═════ Exercise data

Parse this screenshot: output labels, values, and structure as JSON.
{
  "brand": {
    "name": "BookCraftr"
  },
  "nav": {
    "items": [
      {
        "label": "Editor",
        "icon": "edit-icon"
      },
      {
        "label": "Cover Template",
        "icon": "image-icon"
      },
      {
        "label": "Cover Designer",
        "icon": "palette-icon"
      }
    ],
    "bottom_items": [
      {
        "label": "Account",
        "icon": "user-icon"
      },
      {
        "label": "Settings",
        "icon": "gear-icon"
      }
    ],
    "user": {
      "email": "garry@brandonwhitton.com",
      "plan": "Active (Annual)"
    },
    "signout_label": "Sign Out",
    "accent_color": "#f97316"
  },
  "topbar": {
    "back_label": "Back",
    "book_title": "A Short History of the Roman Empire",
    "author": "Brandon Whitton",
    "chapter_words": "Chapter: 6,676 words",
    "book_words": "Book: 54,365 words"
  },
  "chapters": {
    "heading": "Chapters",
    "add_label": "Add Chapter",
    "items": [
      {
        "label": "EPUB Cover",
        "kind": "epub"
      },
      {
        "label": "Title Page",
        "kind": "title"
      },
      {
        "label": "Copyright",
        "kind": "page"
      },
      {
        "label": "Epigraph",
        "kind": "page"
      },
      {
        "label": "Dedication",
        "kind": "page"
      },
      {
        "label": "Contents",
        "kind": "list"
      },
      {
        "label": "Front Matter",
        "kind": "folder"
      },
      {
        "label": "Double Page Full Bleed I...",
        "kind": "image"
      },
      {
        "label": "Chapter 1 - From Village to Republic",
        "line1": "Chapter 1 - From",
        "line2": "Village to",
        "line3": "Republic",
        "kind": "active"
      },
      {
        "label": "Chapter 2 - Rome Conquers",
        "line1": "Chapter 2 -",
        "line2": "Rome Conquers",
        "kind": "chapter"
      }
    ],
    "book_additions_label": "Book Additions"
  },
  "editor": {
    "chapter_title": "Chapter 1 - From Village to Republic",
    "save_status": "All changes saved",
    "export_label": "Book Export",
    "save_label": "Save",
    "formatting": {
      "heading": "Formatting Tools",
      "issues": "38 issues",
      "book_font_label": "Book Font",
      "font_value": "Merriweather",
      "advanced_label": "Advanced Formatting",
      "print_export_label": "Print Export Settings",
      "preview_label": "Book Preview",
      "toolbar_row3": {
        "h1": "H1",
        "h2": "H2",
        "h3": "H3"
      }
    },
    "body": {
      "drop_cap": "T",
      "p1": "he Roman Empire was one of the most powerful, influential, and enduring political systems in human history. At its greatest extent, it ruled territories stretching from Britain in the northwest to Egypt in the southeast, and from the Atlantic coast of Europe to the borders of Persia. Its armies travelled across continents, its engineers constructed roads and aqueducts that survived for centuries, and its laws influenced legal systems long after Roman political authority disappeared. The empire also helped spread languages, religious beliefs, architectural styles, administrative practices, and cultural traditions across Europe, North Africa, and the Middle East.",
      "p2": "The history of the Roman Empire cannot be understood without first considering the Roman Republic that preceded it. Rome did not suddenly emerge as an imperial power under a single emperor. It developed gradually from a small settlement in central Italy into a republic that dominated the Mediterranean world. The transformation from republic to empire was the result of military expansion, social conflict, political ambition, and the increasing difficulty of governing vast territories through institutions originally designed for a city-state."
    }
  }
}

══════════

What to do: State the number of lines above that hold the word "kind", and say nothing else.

Answer: 10